Data shown
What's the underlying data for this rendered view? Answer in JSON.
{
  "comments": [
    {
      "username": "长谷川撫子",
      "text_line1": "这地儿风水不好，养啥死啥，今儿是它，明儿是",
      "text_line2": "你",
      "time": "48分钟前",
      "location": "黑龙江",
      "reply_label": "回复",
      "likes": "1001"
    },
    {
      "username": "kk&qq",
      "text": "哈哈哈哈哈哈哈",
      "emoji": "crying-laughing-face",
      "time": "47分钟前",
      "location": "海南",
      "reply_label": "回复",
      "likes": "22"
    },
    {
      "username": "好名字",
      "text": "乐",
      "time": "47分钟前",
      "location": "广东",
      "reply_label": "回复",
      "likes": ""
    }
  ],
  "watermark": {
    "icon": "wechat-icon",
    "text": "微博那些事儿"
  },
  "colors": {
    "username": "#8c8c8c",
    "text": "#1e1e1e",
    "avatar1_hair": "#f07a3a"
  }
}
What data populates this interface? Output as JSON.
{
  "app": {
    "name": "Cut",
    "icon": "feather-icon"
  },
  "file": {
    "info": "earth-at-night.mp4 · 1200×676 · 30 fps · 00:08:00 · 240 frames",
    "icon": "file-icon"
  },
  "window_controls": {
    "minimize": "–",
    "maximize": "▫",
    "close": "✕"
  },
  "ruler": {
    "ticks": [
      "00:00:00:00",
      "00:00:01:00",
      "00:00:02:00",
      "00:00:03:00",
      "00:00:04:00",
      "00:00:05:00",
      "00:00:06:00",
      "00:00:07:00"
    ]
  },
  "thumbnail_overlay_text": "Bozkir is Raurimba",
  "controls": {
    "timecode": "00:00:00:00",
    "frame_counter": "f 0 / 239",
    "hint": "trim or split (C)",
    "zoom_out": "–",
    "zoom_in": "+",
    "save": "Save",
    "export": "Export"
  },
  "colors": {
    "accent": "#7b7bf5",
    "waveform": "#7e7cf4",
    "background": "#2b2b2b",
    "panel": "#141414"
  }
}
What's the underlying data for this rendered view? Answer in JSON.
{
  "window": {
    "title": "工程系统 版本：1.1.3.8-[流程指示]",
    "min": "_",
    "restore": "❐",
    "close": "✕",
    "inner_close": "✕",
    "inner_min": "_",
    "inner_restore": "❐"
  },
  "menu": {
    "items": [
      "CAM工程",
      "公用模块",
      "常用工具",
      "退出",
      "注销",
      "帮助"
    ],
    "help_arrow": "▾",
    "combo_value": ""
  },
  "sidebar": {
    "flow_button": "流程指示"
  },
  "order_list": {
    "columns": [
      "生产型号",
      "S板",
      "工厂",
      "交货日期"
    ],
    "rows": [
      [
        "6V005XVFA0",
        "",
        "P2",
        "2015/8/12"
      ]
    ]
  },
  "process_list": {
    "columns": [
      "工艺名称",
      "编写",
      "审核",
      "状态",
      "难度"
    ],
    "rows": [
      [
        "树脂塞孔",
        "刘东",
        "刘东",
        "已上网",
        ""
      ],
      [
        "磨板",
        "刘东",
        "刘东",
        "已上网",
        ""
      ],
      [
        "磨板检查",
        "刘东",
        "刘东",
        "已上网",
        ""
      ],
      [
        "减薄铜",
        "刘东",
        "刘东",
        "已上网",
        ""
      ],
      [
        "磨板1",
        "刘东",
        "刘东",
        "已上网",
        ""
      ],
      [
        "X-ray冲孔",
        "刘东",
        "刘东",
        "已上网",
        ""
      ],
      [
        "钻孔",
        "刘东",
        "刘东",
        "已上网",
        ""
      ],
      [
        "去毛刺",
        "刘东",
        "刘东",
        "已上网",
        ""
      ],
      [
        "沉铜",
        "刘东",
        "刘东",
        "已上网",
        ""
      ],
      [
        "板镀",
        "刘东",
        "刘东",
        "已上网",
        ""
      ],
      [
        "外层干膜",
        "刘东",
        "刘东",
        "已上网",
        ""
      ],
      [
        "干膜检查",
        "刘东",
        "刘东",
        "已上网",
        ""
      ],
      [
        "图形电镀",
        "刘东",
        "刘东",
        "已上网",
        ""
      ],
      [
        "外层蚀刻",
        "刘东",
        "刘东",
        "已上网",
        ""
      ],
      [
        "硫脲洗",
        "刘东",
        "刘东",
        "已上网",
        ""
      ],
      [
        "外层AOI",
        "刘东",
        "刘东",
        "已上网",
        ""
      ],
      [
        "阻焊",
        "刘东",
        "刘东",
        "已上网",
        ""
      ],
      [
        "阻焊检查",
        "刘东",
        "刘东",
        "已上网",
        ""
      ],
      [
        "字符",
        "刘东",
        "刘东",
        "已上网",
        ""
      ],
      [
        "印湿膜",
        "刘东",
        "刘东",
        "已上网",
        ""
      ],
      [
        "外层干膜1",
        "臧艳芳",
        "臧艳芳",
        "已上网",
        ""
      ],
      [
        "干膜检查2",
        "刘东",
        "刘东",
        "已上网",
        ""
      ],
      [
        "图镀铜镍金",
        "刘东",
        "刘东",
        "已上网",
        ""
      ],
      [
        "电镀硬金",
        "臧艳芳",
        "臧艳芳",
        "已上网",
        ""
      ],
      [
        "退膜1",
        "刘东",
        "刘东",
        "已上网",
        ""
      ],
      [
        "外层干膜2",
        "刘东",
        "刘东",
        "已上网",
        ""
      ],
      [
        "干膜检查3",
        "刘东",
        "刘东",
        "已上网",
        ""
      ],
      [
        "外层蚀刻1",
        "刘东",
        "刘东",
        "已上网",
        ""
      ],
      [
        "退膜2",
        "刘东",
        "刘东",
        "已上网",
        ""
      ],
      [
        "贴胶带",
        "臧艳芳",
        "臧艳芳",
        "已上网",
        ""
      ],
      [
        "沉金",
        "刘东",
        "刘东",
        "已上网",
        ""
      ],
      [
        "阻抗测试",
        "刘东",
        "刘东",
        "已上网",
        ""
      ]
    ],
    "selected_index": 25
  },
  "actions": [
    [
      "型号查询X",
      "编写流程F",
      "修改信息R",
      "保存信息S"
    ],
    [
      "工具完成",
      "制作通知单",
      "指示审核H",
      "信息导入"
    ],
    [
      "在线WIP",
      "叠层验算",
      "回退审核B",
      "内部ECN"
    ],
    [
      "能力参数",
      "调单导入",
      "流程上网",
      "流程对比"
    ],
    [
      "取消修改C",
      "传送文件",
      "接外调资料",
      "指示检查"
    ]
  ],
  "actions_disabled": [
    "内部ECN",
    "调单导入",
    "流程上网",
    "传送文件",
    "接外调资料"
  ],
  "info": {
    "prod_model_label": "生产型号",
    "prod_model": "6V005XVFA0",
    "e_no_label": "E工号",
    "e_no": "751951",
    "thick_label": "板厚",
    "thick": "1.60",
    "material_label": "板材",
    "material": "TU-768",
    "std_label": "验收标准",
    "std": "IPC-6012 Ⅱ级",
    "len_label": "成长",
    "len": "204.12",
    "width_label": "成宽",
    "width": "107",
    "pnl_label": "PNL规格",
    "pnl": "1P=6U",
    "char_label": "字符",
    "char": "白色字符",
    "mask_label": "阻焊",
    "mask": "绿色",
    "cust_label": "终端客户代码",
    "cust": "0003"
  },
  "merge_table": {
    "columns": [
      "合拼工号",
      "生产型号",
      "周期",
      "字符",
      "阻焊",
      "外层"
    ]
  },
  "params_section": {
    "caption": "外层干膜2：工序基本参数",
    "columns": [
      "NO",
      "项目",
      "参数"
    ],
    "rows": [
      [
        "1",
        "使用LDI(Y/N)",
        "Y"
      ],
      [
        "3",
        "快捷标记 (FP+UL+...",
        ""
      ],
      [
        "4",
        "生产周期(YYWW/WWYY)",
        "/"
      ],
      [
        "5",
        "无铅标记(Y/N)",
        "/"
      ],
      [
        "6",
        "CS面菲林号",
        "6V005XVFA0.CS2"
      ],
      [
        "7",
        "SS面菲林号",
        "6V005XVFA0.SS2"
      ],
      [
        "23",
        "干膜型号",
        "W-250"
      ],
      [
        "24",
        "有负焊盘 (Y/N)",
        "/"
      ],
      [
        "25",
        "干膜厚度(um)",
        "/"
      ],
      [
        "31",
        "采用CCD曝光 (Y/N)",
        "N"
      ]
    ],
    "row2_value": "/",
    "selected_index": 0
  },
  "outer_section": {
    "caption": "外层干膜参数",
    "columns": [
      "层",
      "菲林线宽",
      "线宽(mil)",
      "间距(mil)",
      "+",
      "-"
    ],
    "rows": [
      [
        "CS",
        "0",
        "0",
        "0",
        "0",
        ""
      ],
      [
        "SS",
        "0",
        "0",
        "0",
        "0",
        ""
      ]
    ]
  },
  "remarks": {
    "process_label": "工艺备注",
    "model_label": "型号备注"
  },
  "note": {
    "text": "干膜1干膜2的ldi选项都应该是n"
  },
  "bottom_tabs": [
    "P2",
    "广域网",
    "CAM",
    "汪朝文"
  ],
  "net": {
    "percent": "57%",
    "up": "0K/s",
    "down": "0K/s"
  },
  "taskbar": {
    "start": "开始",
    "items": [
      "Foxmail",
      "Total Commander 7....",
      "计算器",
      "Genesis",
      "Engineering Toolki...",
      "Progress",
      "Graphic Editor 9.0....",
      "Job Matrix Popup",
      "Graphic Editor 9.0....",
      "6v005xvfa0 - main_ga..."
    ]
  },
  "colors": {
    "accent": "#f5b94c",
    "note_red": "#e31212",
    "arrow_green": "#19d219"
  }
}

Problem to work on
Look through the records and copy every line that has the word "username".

Response to this exercise
      "username": "长谷川撫子",
      "username": "kk&qq",
      "username": "好名字",
    "username": "#8c8c8c",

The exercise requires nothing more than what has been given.